They are the flip-side to polls showing sliding support for the monarchy in Canada - several thousand people who gathered last night to welcome Prince Charles and his wife Camilla, the Duchess of Cornwall, and to celebrate Newfoundland's bond with Britain.
Dorothy Burridge, 61, noted that many residents of the province retain strong feelings for the Royal Family because the island was a British dominion only 60 years ago.
"We were all British subjects until 1949, so they were very dear to us and I think you just grow up with it," she said. "I really feel British. If I travel ... I never say I'm from Canada, I always say I'm from Newfoundland. Because we were one country so recently."
A number of people on their way into the event mentioned fears of the H1N1 virus, but none was willing to miss the chance to see the Prince and the Duchess.
"You know, heritage and our head of state, or future king," said 50-year-old Jeff Smith, explaining why he'd come. "The way I look at it, the Catholics got their Pope so the Protestants got to have their king."

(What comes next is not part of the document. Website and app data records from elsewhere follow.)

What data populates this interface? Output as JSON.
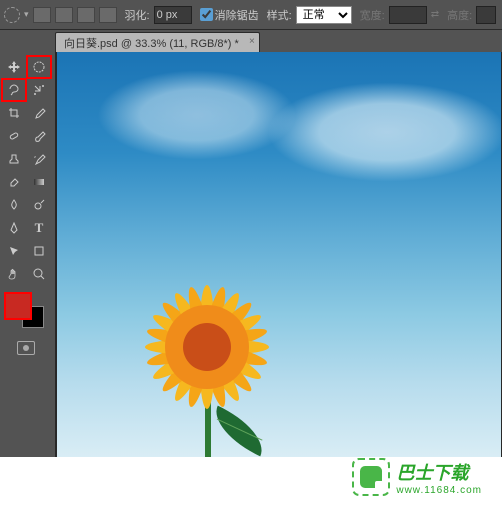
{
  "optbar": {
    "feather_label": "羽化:",
    "feather_value": "0 px",
    "antialias_label": "消除锯齿",
    "antialias_checked": true,
    "style_label": "样式:",
    "style_value": "正常",
    "width_label": "宽度:",
    "width_value": "",
    "height_label": "高度:",
    "height_value": ""
  },
  "tab": {
    "title": "向日葵.psd @ 33.3% (11, RGB/8*) *"
  },
  "tools": {
    "row0": [
      "move",
      "artboard"
    ],
    "row1": [
      "lasso",
      "add-anchor"
    ],
    "row2": [
      "crop",
      "eyedropper"
    ],
    "row3": [
      "patch",
      "brush"
    ],
    "row4": [
      "stamp",
      "history-brush"
    ],
    "row5": [
      "eraser",
      "gradient"
    ],
    "row6": [
      "blur",
      "dodge"
    ],
    "row7": [
      "pen",
      "type"
    ],
    "row8": [
      "path-select",
      "rectangle"
    ],
    "row9": [
      "hand",
      "zoom"
    ]
  },
  "colors": {
    "foreground": "#c82922",
    "background": "#000000"
  },
  "watermark": {
    "brand": "巴士下载",
    "url": "www.11684.com"
  }
}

A poll released yesterday by The Canadian Press showed that Canadians who hold such views are members of a shrinking group. The poll, conducted by Harris-Decima, revealed that only 31 per cent of Canadians feel that Charles should be king, while 41 per cent would rather see the throne pass directly to his son, Prince William. Prince Charles was chosen as the most popular royal by a mere 4 per cent of respondents, while 39 per cent felt ties with the monarchy should be severed after the Queen dies.
Although some at Mile One Stadium last night acknowledged they had come for the spectacle as much as to show loyalty, they offered a warm welcome as Charles and Camilla began an 11-day royal tour.
Five-year-old Allison Clarke had a fairy-tale vision as she approached the venue with her mother. Asked what came to mind when told a prince would be visiting the province, she said shyly: "I think of going to the castle."
She would have appreciated the pomp that followed. Among the elaborate ceremonies was a 21-gun salute as Prince Charles inspected a guard of honour drawn from the Royal Newfoundland Regiment.
Decimated at Beaumont Hamel on July 1, 1916, the first day of the Battle of the Somme, the regiment has special significance for Newfoundlanders. To this day, many here mark July 1 as a day of mourning, rather than the anniversary of Confederation. Wearing a poppy in his lapel, Prince Charles stopped to chat with several members of the regiment before mounting a dais for a rendition of O Canada.
"Given our deep devotion to members of the Royal Family and their devotion to Canada, these visits are regarded as homecomings by Canadians," Prime Minister Stephen Harper said moments later. "On this day of celebration we say to you, Your Royal Highnesses, welcome. Our home is your home."
Newfoundland and Labrador Premier Danny Williams, greeted with extended applause from the crowd as he took the podium, struck a less formal tone. He spoke about the province's cultural cachet and reminisced about his time at Oxford, where he remembered appreciating the Beatles and the miniskirt phase then sweeping Britain.
The Prince, noting that he was on his 15th visit to Canada, said this one was special as a chance to introduce his wife to the country. "Every time I come to Canada a little more of Canada seeps into my bloodstream, and from there straight to my heart," he told the crowd. He praised this country's natural beauty and "the strength of the Canadian character," citing past military missions and the troops now serving "with the greatest possible distinction" in Afghanistan.
Charles also took the opportunity to sound the clarion call for action against what he called "the threat posed to all humanity" by climate change.
"We are at a defining moment for our civilization," he said. "Unless we can all, both individually and collectively, take the actions which we now know are necessary, the future is going to be very bleak indeed."
The royal couple had no further public engagements last night and go this morning to Cupids, a small town near St. John's that is celebrating its 400th anniversary next year.